McQueary gave more graphic details to the grand jury, saying he saw Sandusky performing a sexual act on a boy who appeared to be 10.
Paterno reported what he knew to Athletic Director Tim Curley and Gary Schultz, former senior vice president for business and finance.
“We believed that under the statute he had an obligation to report it to school administrators,” Kelly said, “and he did that.”
Kelly said the grand jury found McQueary to be “extremely credible,” but did not believe Curley and Schultz when they denied knowing that the shower incident involved any sexual or criminal act.
“The graduate assistant described what he saw, the prosecutors took into consideration his age, the way he reacted when he saw this, the fact that he immediately contacted his father to seek advice because he was so shocked by this, and then early the next day immediately contacted someone he thought was an authority figure, Joe Paterno, who’s the coach of the Penn State football team,” Kelly said.
Curley and Schultz did not report the incident to police or child protective services, she said.
The two were arraigned on the charges in Dauphin County on Monday, and their attorneys said they are innocent and the charges against them are baseless.
Sandusky’s attorney, Joe Amendola, on Saturday said Sandusky maintains his innocence. That day, Sandusky was charged with 40 counts relating to sexual abuse of minors.
The charges were filed Saturday, after a two-year investigation by the state Attorney General’s Office into a 2009 report of a sexual assault of a Clinton County boy who was a guest at Sandusky’s College Township home.
The subsequent investigation found evidence that Sandusky selected boys he’d met through The Second Mile, the charity he started in 1977 for at-risk youth, lavished them with gifts, and earned their trust.
In the showers of Penn State football buildings, at his home, and in hotel rooms, according to the grand jury, he fondled and had sex with eight young boys between 1994 and December 2008.
Noonan said the process, called “grooming,” is common in sexual abuse cases. A predator identifies a child, becomes a mentor and gives gifts to develop trust, which leads to physical and then sexual contact.
“What is unusual, though, in this particular investigation, is that in 1998, there was a police investigation in which he made admissions about inappropriate contact in a shower room ... and nothing happened and nothing stopped,” Noonan said. “In the year 2000, janitors at ... Penn State University observed a sex act in the shower room, and because they were afraid for their jobs, they didn’t report it, and nothing changed and nothing stopped.”
During Monday’s news conference, Kelly declined to say if any other victims have come forward since the scandal was publicized over the weekend. But she said she believes there could be more victims.
Kelly said six of the eight victims’ identities are known to authorities. The two whose identities are unknown are the boy in the 2002 shower incident, who the grand jury said university administrators didn’t try to identify, and the boy in the incident witnessed by the janitor.

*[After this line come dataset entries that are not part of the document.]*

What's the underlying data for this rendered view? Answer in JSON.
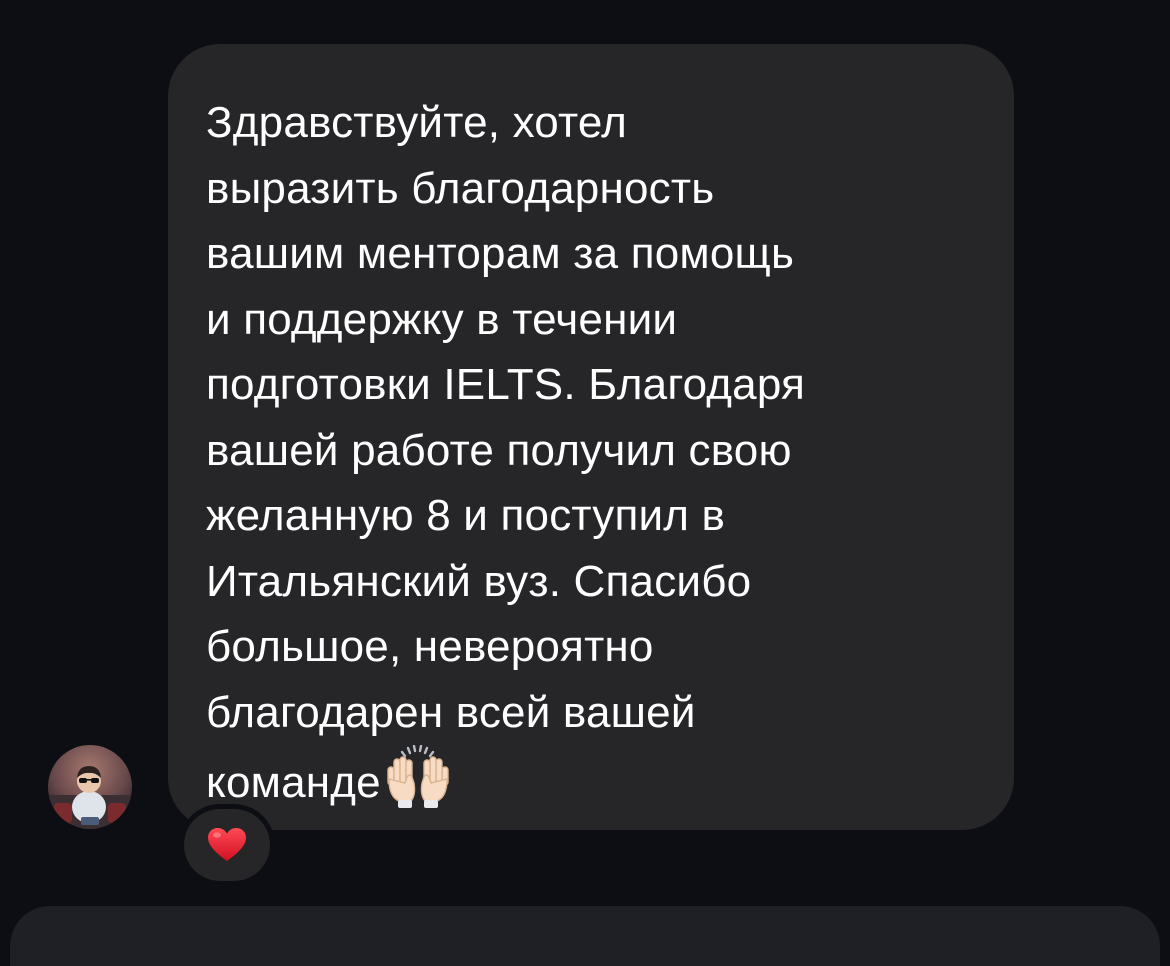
{
  "chat": {
    "message": {
      "text": "Здравствуйте, хотел\nвыразить благодарность\nвашим менторам за помощь\nи поддержку в течении\nподготовки IELTS. Благодаря\nвашей работе получил свою\nжеланную 8 и поступил в\nИтальянский вуз. Спасибо\nбольшое, невероятно\nблагодарен всей вашей\nкоманде",
      "trailing_emoji": "raised-hands-emoji",
      "reaction": "red-heart-emoji"
    }
  },
  "colors": {
    "background": "#0c0e13",
    "bubble": "#262629",
    "text": "#ffffff",
    "reaction_heart": "#e8202e"
  }
}
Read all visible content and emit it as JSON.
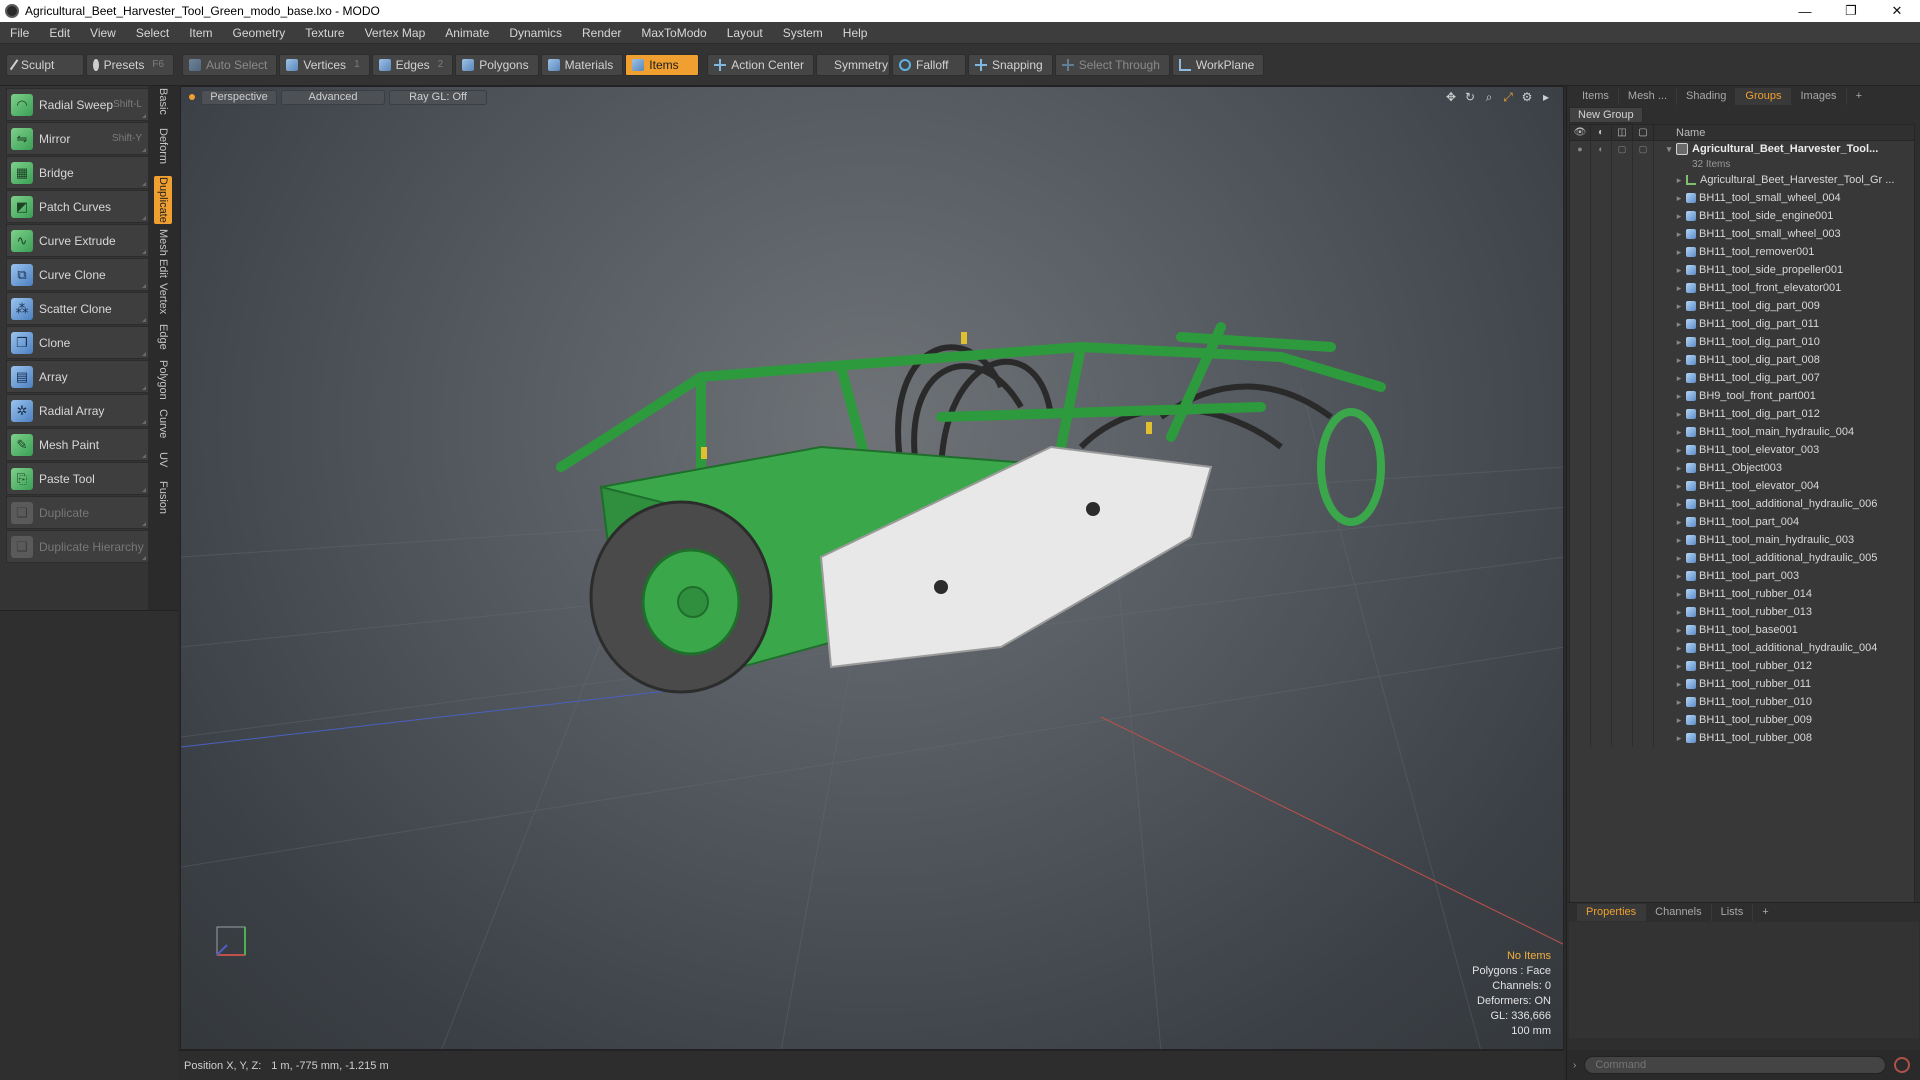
{
  "window": {
    "title": "Agricultural_Beet_Harvester_Tool_Green_modo_base.lxo - MODO",
    "minimize": "—",
    "restore": "❐",
    "close": "✕"
  },
  "menu": [
    "File",
    "Edit",
    "View",
    "Select",
    "Item",
    "Geometry",
    "Texture",
    "Vertex Map",
    "Animate",
    "Dynamics",
    "Render",
    "MaxToModo",
    "Layout",
    "System",
    "Help"
  ],
  "toolbar": {
    "sculpt": "Sculpt",
    "presets": "Presets",
    "presets_hint": "F6",
    "auto_select": "Auto Select",
    "vertices": "Vertices",
    "vertices_hint": "1",
    "edges": "Edges",
    "edges_hint": "2",
    "polygons": "Polygons",
    "materials": "Materials",
    "items": "Items",
    "action_center": "Action Center",
    "symmetry": "Symmetry",
    "falloff": "Falloff",
    "snapping": "Snapping",
    "select_through": "Select Through",
    "workplane": "WorkPlane"
  },
  "tools": [
    {
      "label": "Radial Sweep",
      "shortcut": "Shift-L",
      "icon": "radial-sweep-icon",
      "glyph": "◠",
      "enabled": true
    },
    {
      "label": "Mirror",
      "shortcut": "Shift-Y",
      "icon": "mirror-icon",
      "glyph": "⇋",
      "enabled": true
    },
    {
      "label": "Bridge",
      "shortcut": "",
      "icon": "bridge-icon",
      "glyph": "▦",
      "enabled": true
    },
    {
      "label": "Patch Curves",
      "shortcut": "",
      "icon": "patch-curves-icon",
      "glyph": "◩",
      "enabled": true
    },
    {
      "label": "Curve Extrude",
      "shortcut": "",
      "icon": "curve-extrude-icon",
      "glyph": "∿",
      "enabled": true
    },
    {
      "label": "Curve Clone",
      "shortcut": "",
      "icon": "curve-clone-icon",
      "glyph": "⧉",
      "enabled": true
    },
    {
      "label": "Scatter Clone",
      "shortcut": "",
      "icon": "scatter-clone-icon",
      "glyph": "⁂",
      "enabled": true
    },
    {
      "label": "Clone",
      "shortcut": "",
      "icon": "clone-icon",
      "glyph": "❐",
      "enabled": true
    },
    {
      "label": "Array",
      "shortcut": "",
      "icon": "array-icon",
      "glyph": "▤",
      "enabled": true
    },
    {
      "label": "Radial Array",
      "shortcut": "",
      "icon": "radial-array-icon",
      "glyph": "✲",
      "enabled": true
    },
    {
      "label": "Mesh Paint",
      "shortcut": "",
      "icon": "mesh-paint-icon",
      "glyph": "✎",
      "enabled": true
    },
    {
      "label": "Paste Tool",
      "shortcut": "",
      "icon": "paste-tool-icon",
      "glyph": "⎘",
      "enabled": true
    },
    {
      "label": "Duplicate",
      "shortcut": "",
      "icon": "duplicate-icon",
      "glyph": "❏",
      "enabled": false
    },
    {
      "label": "Duplicate Hierarchy",
      "shortcut": "",
      "icon": "duplicate-hierarchy-icon",
      "glyph": "❏",
      "enabled": false
    }
  ],
  "side_tabs": [
    {
      "label": "Basic",
      "active": false
    },
    {
      "label": "Deform",
      "active": false
    },
    {
      "label": "Duplicate",
      "active": true
    },
    {
      "label": "Mesh Edit",
      "active": false
    },
    {
      "label": "Vertex",
      "active": false
    },
    {
      "label": "Edge",
      "active": false
    },
    {
      "label": "Polygon",
      "active": false
    },
    {
      "label": "Curve",
      "active": false
    },
    {
      "label": "UV",
      "active": false
    },
    {
      "label": "Fusion",
      "active": false
    }
  ],
  "viewport": {
    "view_mode": "Perspective",
    "shading": "Advanced",
    "raygl": "Ray GL: Off",
    "info": {
      "selection": "No Items",
      "polygons": "Polygons : Face",
      "channels": "Channels: 0",
      "deformers": "Deformers: ON",
      "gl": "GL: 336,666",
      "scale": "100 mm"
    }
  },
  "status": {
    "label": "Position X, Y, Z:",
    "value": "1 m, -775 mm, -1.215 m"
  },
  "right_panel": {
    "tabs": [
      {
        "label": "Items",
        "active": false
      },
      {
        "label": "Mesh ...",
        "active": false
      },
      {
        "label": "Shading",
        "active": false
      },
      {
        "label": "Groups",
        "active": true
      },
      {
        "label": "Images",
        "active": false
      },
      {
        "label": "+",
        "active": false
      }
    ],
    "new_group": "New Group",
    "name_header": "Name",
    "root_name": "Agricultural_Beet_Harvester_Tool...",
    "root_count": "32 Items",
    "locator_name": "Agricultural_Beet_Harvester_Tool_Gr ...",
    "items": [
      "BH11_tool_small_wheel_004",
      "BH11_tool_side_engine001",
      "BH11_tool_small_wheel_003",
      "BH11_tool_remover001",
      "BH11_tool_side_propeller001",
      "BH11_tool_front_elevator001",
      "BH11_tool_dig_part_009",
      "BH11_tool_dig_part_011",
      "BH11_tool_dig_part_010",
      "BH11_tool_dig_part_008",
      "BH11_tool_dig_part_007",
      "BH9_tool_front_part001",
      "BH11_tool_dig_part_012",
      "BH11_tool_main_hydraulic_004",
      "BH11_tool_elevator_003",
      "BH11_Object003",
      "BH11_tool_elevator_004",
      "BH11_tool_additional_hydraulic_006",
      "BH11_tool_part_004",
      "BH11_tool_main_hydraulic_003",
      "BH11_tool_additional_hydraulic_005",
      "BH11_tool_part_003",
      "BH11_tool_rubber_014",
      "BH11_tool_rubber_013",
      "BH11_tool_base001",
      "BH11_tool_additional_hydraulic_004",
      "BH11_tool_rubber_012",
      "BH11_tool_rubber_011",
      "BH11_tool_rubber_010",
      "BH11_tool_rubber_009",
      "BH11_tool_rubber_008"
    ],
    "bottom_tabs": [
      {
        "label": "Properties",
        "active": true
      },
      {
        "label": "Channels",
        "active": false
      },
      {
        "label": "Lists",
        "active": false
      },
      {
        "label": "+",
        "active": false
      }
    ],
    "command_placeholder": "Command"
  },
  "colors": {
    "accent": "#f0a030",
    "model_green": "#3aa84a",
    "model_white": "#e8e8e8"
  }
}
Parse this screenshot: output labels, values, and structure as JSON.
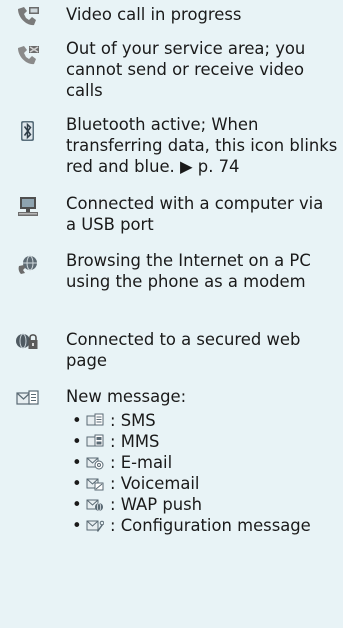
{
  "entries": [
    {
      "icon": "video-call-icon",
      "text": "Video call in progress"
    },
    {
      "icon": "video-call-out-of-service-icon",
      "text": "Out of your service area; you cannot send or receive video calls"
    },
    {
      "icon": "bluetooth-icon",
      "text": "Bluetooth active; When transferring data, this icon blinks red and blue. ▶ p. 74"
    },
    {
      "icon": "usb-computer-icon",
      "text": "Connected with a computer via a USB port"
    },
    {
      "icon": "modem-browsing-icon",
      "text": "Browsing the Internet on a PC using the phone as a modem"
    },
    {
      "icon": "secured-web-icon",
      "text": "Connected to a secured web page"
    },
    {
      "icon": "new-message-icon",
      "text": "New message:"
    }
  ],
  "message_types": [
    {
      "icon": "sms-icon",
      "text": ": SMS"
    },
    {
      "icon": "mms-icon",
      "text": ": MMS"
    },
    {
      "icon": "email-icon",
      "text": ": E-mail"
    },
    {
      "icon": "voicemail-icon",
      "text": ": Voicemail"
    },
    {
      "icon": "wap-push-icon",
      "text": ": WAP push"
    },
    {
      "icon": "configuration-message-icon",
      "text": ": Configuration message"
    }
  ],
  "bullet": "•"
}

Anyone with information about other possible victims is asked to call investigators at 863-1053 or state police at 470-2238.
Mike Dawson can be reached at 231-4616.